Ground Conditions

If a soakaway is constructed in ground conditions which are non-permeable such as clay, this could result in the wastewater that discharges to the soakaway, filling the soakaway and subsequently flooding the septic tank, or effluent bursting out of the ground causing a health hazard.

To identify whether the ground conditions are suitable for a drainage field/soakaway and to determine the size required it is necessary to conduct a Percolation Test. 

Tree and Plant Roots

If septic tanks are located too close to trees and shrubs, the roots can grow through the walls of the tank, the soakaway or the pipes that lead from the tank to the property. The damage caused by the roots allows liquid from the tank to escape and water from the ground to get in, both of which prevent the tank from working properly.

Damage to Dip Pipes

The dip pipe or T-pipe performs a similar function to the baffle and works to ensure only the correct type of waste flows into the soakaway system.
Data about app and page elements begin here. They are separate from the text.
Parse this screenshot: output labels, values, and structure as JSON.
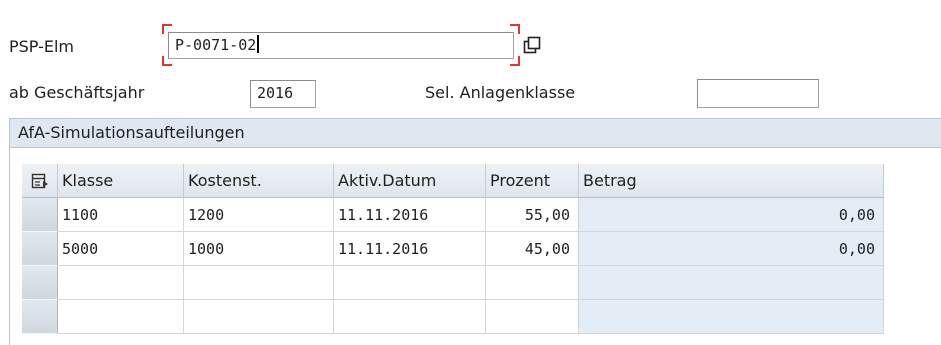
{
  "header": {
    "psp_label": "PSP-Elm",
    "psp_value": "P-0071-02",
    "year_label": "ab Geschäftsjahr",
    "year_value": "2016",
    "class_label": "Sel. Anlagenklasse",
    "class_value": ""
  },
  "group": {
    "title": "AfA-Simulationsaufteilungen"
  },
  "table": {
    "columns": [
      "Klasse",
      "Kostenst.",
      "Aktiv.Datum",
      "Prozent",
      "Betrag"
    ],
    "rows": [
      {
        "klasse": "1100",
        "kostenst": "1200",
        "datum": "11.11.2016",
        "prozent": "55,00",
        "betrag": "0,00"
      },
      {
        "klasse": "5000",
        "kostenst": "1000",
        "datum": "11.11.2016",
        "prozent": "45,00",
        "betrag": "0,00"
      },
      {
        "klasse": "",
        "kostenst": "",
        "datum": "",
        "prozent": "",
        "betrag": ""
      },
      {
        "klasse": "",
        "kostenst": "",
        "datum": "",
        "prozent": "",
        "betrag": ""
      }
    ]
  },
  "icons": {
    "f4": "value-help-icon",
    "select_all": "column-settings-icon"
  }
}
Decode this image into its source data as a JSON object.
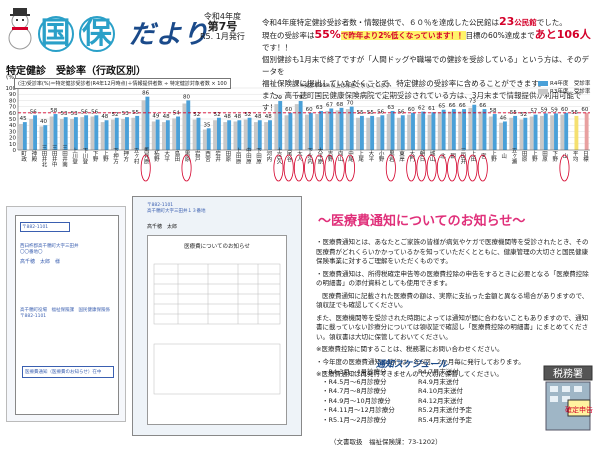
{
  "header": {
    "title_chars": [
      "国",
      "保"
    ],
    "title_suffix": "だより",
    "issue_era": "令和4年度",
    "issue_number": "第7号",
    "issue_date": "R5. 1月発行"
  },
  "intro": {
    "line1_pre": "令和4年度特定健診受診者数・情報提供で、６０％を達成した公民館は",
    "line1_num": "23",
    "line1_unit": "公民館",
    "line1_post": "でした。",
    "line2_pre": "現在の受診率は",
    "line2_rate": "55%",
    "line2_mid": "で昨年より2%低くなっています！！",
    "line2_target": "目標の60%達成まで",
    "line2_remaining": "あと106人",
    "line2_post": "です！！",
    "line3": "個別健診も1月末で終了ですが「人間ドッグや職場での健診を受診している」という方は、そのデータを",
    "line4": "福祉保険課に提出していただくことで、特定健診の受診率に含めることができます。",
    "line5": "また、高千穂町国民健康保険病院で定期受診されている方は、3月末まで情報提供が利用可能です！"
  },
  "chart_data": {
    "type": "bar",
    "title": "特定健診　受診率（行政区別）",
    "unit_label": "(%)",
    "note": "(注)受診率(%)＝特定健診受診者(R4年12月時点)＋情報提供者数 ÷ 特定健診対象者数 × 100",
    "target_note": "※受診率60％以上は赤色で示しています",
    "ylim": [
      0,
      100
    ],
    "yticks": [
      0,
      10,
      20,
      30,
      40,
      50,
      60,
      70,
      80,
      90,
      100
    ],
    "target_line": 60,
    "series": [
      {
        "name": "R4年度　受診率",
        "color": "#4aa0d8"
      },
      {
        "name": "R3年度　受診率",
        "color": "#c8c8c8"
      }
    ],
    "categories": [
      "町政",
      "神殿",
      "三田井北",
      "三田井中",
      "三田井南",
      "上川登",
      "下川登",
      "下野",
      "上野",
      "下押方",
      "押方",
      "五ヶ村",
      "馬見原",
      "柘野",
      "大平",
      "島田",
      "黒原",
      "岩戸",
      "西宮",
      "岩井",
      "田原",
      "上田原",
      "中田原",
      "下田原",
      "河内",
      "土呂久",
      "尾谷",
      "大人",
      "下永内",
      "大平原",
      "吉野",
      "向山",
      "中尾",
      "上尾",
      "大平",
      "小野",
      "黒岩",
      "東岸",
      "大門",
      "朝日",
      "城山",
      "北",
      "朝",
      "三田井",
      "上田",
      "宮",
      "上野",
      "山",
      "五ヶ瀬",
      "田原",
      "上野",
      "田原",
      "下野",
      "山",
      "平均",
      "日標"
    ],
    "values_r4": [
      45,
      56,
      40,
      58,
      53,
      53,
      56,
      56,
      48,
      52,
      53,
      55,
      86,
      49,
      48,
      54,
      80,
      52,
      35,
      52,
      48,
      48,
      52,
      48,
      48,
      79,
      60,
      79,
      60,
      63,
      67,
      68,
      70,
      55,
      55,
      56,
      63,
      56,
      60,
      62,
      61,
      65,
      66,
      66,
      73,
      66,
      58,
      46,
      55,
      52,
      57,
      59,
      59,
      60,
      55,
      60
    ],
    "values_r3": [
      42,
      50,
      38,
      54,
      50,
      50,
      53,
      54,
      45,
      49,
      50,
      52,
      80,
      46,
      45,
      51,
      75,
      49,
      33,
      48,
      45,
      46,
      49,
      45,
      45,
      74,
      56,
      74,
      57,
      58,
      63,
      64,
      66,
      52,
      52,
      53,
      58,
      52,
      57,
      58,
      57,
      61,
      62,
      62,
      68,
      62,
      54,
      44,
      52,
      49,
      54,
      55,
      56,
      57,
      0,
      0
    ],
    "data_labels": [
      "45",
      "56",
      "",
      "58",
      "",
      "",
      "",
      "",
      "",
      "",
      "",
      "",
      "86",
      "",
      "",
      "",
      "80",
      "",
      "",
      "",
      "",
      "",
      "",
      "",
      "",
      "79",
      "",
      "79",
      "",
      "",
      "67",
      "68",
      "",
      "",
      "",
      "",
      "",
      "",
      "61",
      "",
      "63",
      "",
      "",
      "",
      "73",
      "",
      "",
      "",
      "",
      "",
      "",
      "",
      "",
      "",
      "55",
      "60"
    ]
  },
  "letter": {
    "label": "〒882-1101",
    "addr1": "西臼杵郡高千穂町大字三田井",
    "addr2": "〇〇番地〇",
    "name": "高千穂　太郎　様",
    "sender": "高千穂町役場　福祉保険課　国民健康保険係",
    "sender_addr": "〒882-1101",
    "window": "医療費通知（医療費のお知らせ）在中"
  },
  "doc": {
    "header_zip": "〒882-1101",
    "header_addr": "高千穂町大字三田井１３番地",
    "name": "高千穂　太郎",
    "title": "医療費についてのお知らせ"
  },
  "notice": {
    "title": "〜医療費通知についてのお知らせ〜",
    "p1": "・医療費通知とは、あなたとご家族の皆様が病気やケガで医療機関等を受診されたとき、その医療費がどれくらいかかっているかを知っていただくとともに、健康管理の大切さと国民健康保険事業に対するご理解をいただくものです。",
    "p2": "・医療費通知は、所得税確定申告等の医療費控除の申告をするときに必要となる「医療費控除の明細書」の添付資料としても使用できます。",
    "p3": "医療費通知に記載された医療費の額は、実際に支払った金額と異なる場合がありますので、領収証でも確認してください。",
    "p4": "また、医療機関等を受診された時期によっては通知が間に合わないこともありますので、通知書に載っていない診療分については領収証で確認し「医療費控除の明細書」にまとめてください。領収書は大切に保管しておいてください。",
    "p5": "※医療費控除に関することは、税務署にお問い合わせください。",
    "p6": "・今年度の医療費通知の発行は、年6回、2か月毎に発行しております。",
    "p7": "※医療費通知は再発行できませんので大切に保管してください。"
  },
  "schedule": {
    "title": "通知スケジュール",
    "rows": [
      [
        "・R4.3月〜4月診療分",
        "R4.7月末送付"
      ],
      [
        "・R4.5月〜6月診療分",
        "R4.9月末送付"
      ],
      [
        "・R4.7月〜8月診療分",
        "R4.10月末送付"
      ],
      [
        "・R4.9月〜10月診療分",
        "R4.12月末送付"
      ],
      [
        "・R4.11月〜12月診療分",
        "R5.2月末送付予定"
      ],
      [
        "・R5.1月〜2月診療分",
        "R5.4月末送付予定"
      ]
    ],
    "tax_office_label": "税務署",
    "tax_sign": "確定申告"
  },
  "footer": {
    "text": "（文書取扱　福祉保険課：73-1202）"
  }
}
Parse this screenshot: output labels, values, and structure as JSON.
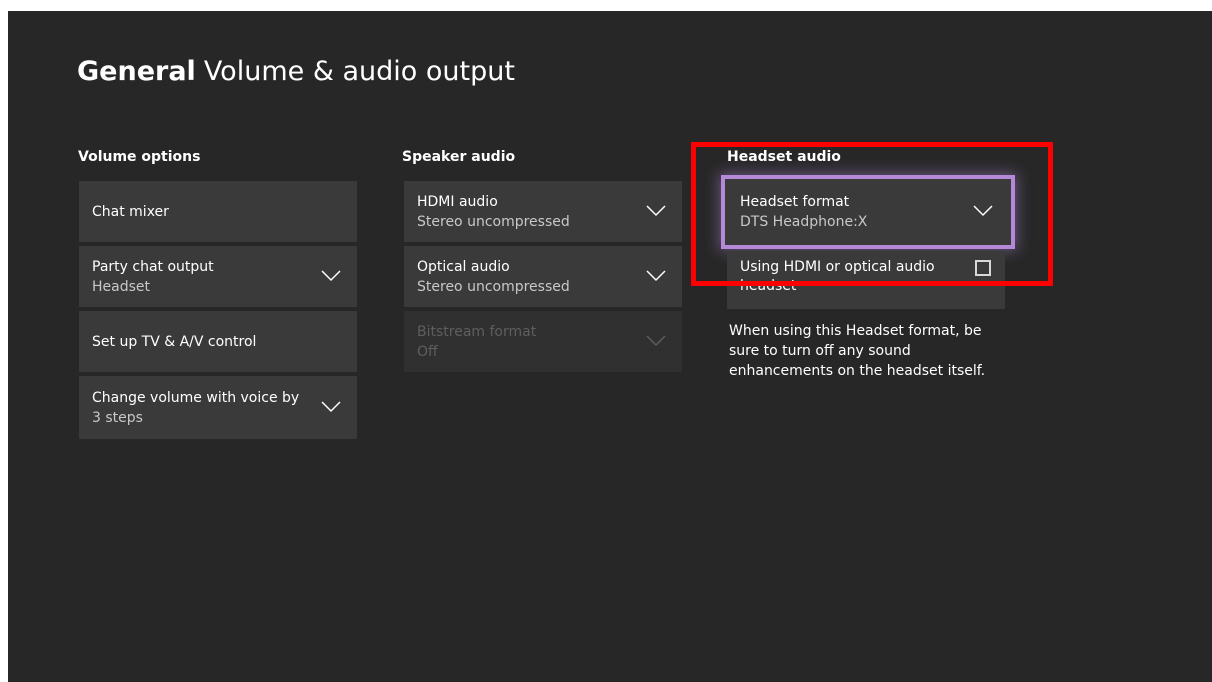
{
  "header": {
    "section": "General",
    "page": "Volume & audio output"
  },
  "volume_options": {
    "heading": "Volume options",
    "chat_mixer": {
      "label": "Chat mixer"
    },
    "party_chat_output": {
      "label": "Party chat output",
      "value": "Headset"
    },
    "tv_av_control": {
      "label": "Set up TV & A/V control"
    },
    "voice_volume": {
      "label": "Change volume with voice by",
      "value": "3 steps"
    }
  },
  "speaker_audio": {
    "heading": "Speaker audio",
    "hdmi_audio": {
      "label": "HDMI audio",
      "value": "Stereo uncompressed"
    },
    "optical_audio": {
      "label": "Optical audio",
      "value": "Stereo uncompressed"
    },
    "bitstream_format": {
      "label": "Bitstream format",
      "value": "Off",
      "enabled": false
    }
  },
  "headset_audio": {
    "heading": "Headset audio",
    "headset_format": {
      "label": "Headset format",
      "value": "DTS Headphone:X",
      "focused": true
    },
    "hdmi_optical_headset": {
      "label": "Using HDMI or optical audio headset",
      "checked": false
    },
    "note": "When using this Headset format, be sure to turn off any sound enhancements on the headset itself."
  },
  "colors": {
    "background": "#272727",
    "tile": "#3a3a3a",
    "focus_outline": "#b489d9",
    "annotation": "#ff0000"
  }
}
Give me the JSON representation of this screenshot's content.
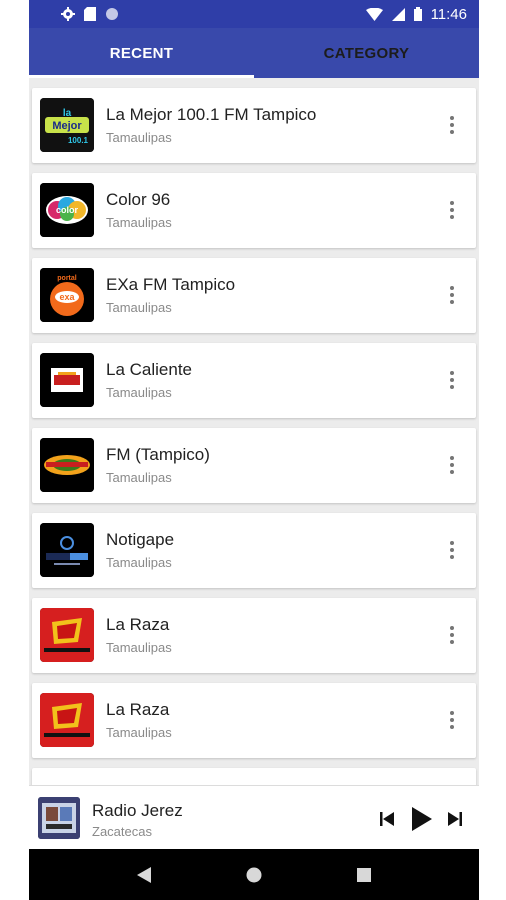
{
  "status_bar": {
    "time": "11:46",
    "left_icons": [
      "gear-icon",
      "sd-card-icon",
      "circle-icon"
    ],
    "right_icons": [
      "wifi-icon",
      "signal-icon",
      "battery-icon"
    ]
  },
  "tabs": [
    {
      "label": "RECENT",
      "active": true
    },
    {
      "label": "CATEGORY",
      "active": false
    }
  ],
  "stations": [
    {
      "name": "La Mejor 100.1 FM Tampico",
      "region": "Tamaulipas",
      "logo": "la-mejor-logo"
    },
    {
      "name": "Color 96",
      "region": "Tamaulipas",
      "logo": "color-96-logo"
    },
    {
      "name": "EXa FM Tampico",
      "region": "Tamaulipas",
      "logo": "exa-fm-logo"
    },
    {
      "name": "La Caliente",
      "region": "Tamaulipas",
      "logo": "la-caliente-logo"
    },
    {
      "name": "FM (Tampico)",
      "region": "Tamaulipas",
      "logo": "fm-tampico-logo"
    },
    {
      "name": "Notigape",
      "region": "Tamaulipas",
      "logo": "notigape-logo"
    },
    {
      "name": "La Raza",
      "region": "Tamaulipas",
      "logo": "la-raza-logo"
    },
    {
      "name": "La Raza",
      "region": "Tamaulipas",
      "logo": "la-raza-logo"
    }
  ],
  "now_playing": {
    "title": "Radio Jerez",
    "subtitle": "Zacatecas",
    "controls": [
      "skip-previous-icon",
      "play-icon",
      "skip-next-icon"
    ]
  },
  "nav_bar": [
    "back-icon",
    "home-icon",
    "recents-icon"
  ],
  "colors": {
    "status_bar": "#2f3ea8",
    "tab_bar": "#3949ab",
    "background": "#ececec"
  }
}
It is not unusual for the dip pipe to be found resting at the base of the tank, often after being knocked off during emptying.

Damage from Vehicles

If the septic tank is placed in an area where it has vehicular traffic over it, this can cause damage to the tank. The tank can crack or collapse due to the pressure.

Collapsed Baffle

A baffle acts like a sieve inside a septic tank, ensuring that solid waste remains within the tank whilst allowing the wastewater to flow into the soakaway. If the baffle becomes damaged, then the solid waste escapes into the soakaway system and causes blockages.

Lack of Maintainence

It is important that your septic tank is emptied regularly, usually annually. Delaying emptying can cause issues with the soakaway.